Chema Skandal! (Chicago, IL)
Words by Rob Sarwark
As I sit here listening to 1965’s “Scandal Ska” by the legendary Skatalites of Kingston, Jamaica, I can’t help but get nostalgic about a time and a place that I’ve never actually known. But the power of this music lies in its very universality. That said, I can’t help but notice that a considerable proportion of these songs’ uploaders and commentators on YouTube are Spanish-speaking. Indeed, some of the most die-hard ska, rocksteady, and reggae aficionados hail from Spain, Mexico, and Latin America, where millennials have found and maintained a serious affinity for these sounds, their history, and the aesthetics of soul, style, and urban savvy that go along with them. In other words, they’ve made this music and its now half-century-old subculture their own.
Chicago is a long way from Kingston, Jamaica, and almost as far from Mexico City, but these days, and globalization being what it is, it’s hard to say sometimes where one ends and the other begins. Case in point: CHema Skndl, aka Chema Skandal!, Chicago’s resident Mexican mod- and Jamaicana-influenced graphic artist. According to his blog, he describes himself as a “graphic artist and enthusiast of popular music and images of the last century.” His work is a true mash-up of styles with a nevertheless coherent and signature effect. He draws from, among other things, the campy horror of mid-century Mexican lucha libre films, British mod youth subculture, and groovy, Independence-era Jamaican verve. The result is work that lends itself as perfectly to concert posters, t-shirts, and album covers as it does to the walls of the best galleries in Chicago, Mexico City, and Madrid.
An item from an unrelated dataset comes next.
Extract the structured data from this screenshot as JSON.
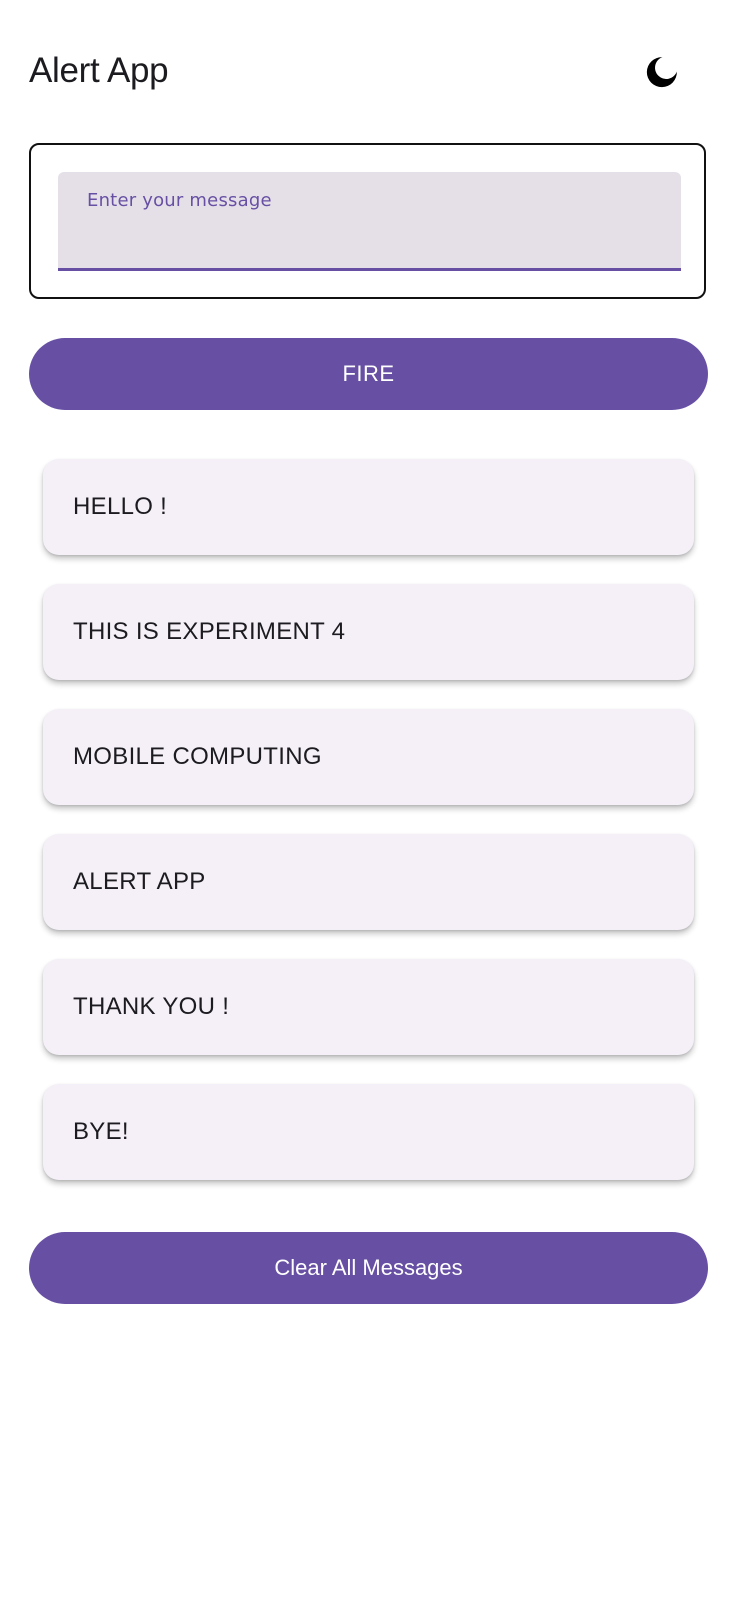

In addition, his outdoor mural work – examples of which can be seen in the Pilsen neighborhood of Chicago – capture not only the artist’s playful side, but also his political and poetic voice, with stark proclamations of love and soul in celebration of a bustling city of immigrants.
Check CHema out at his blog and find him quietly sipping a beer in the back of the next “Jamaican Oldies” show in Chicago, where the ska subculture is alive, well, and fully aware of its rich and diverse heritage. They’re lucky to have him.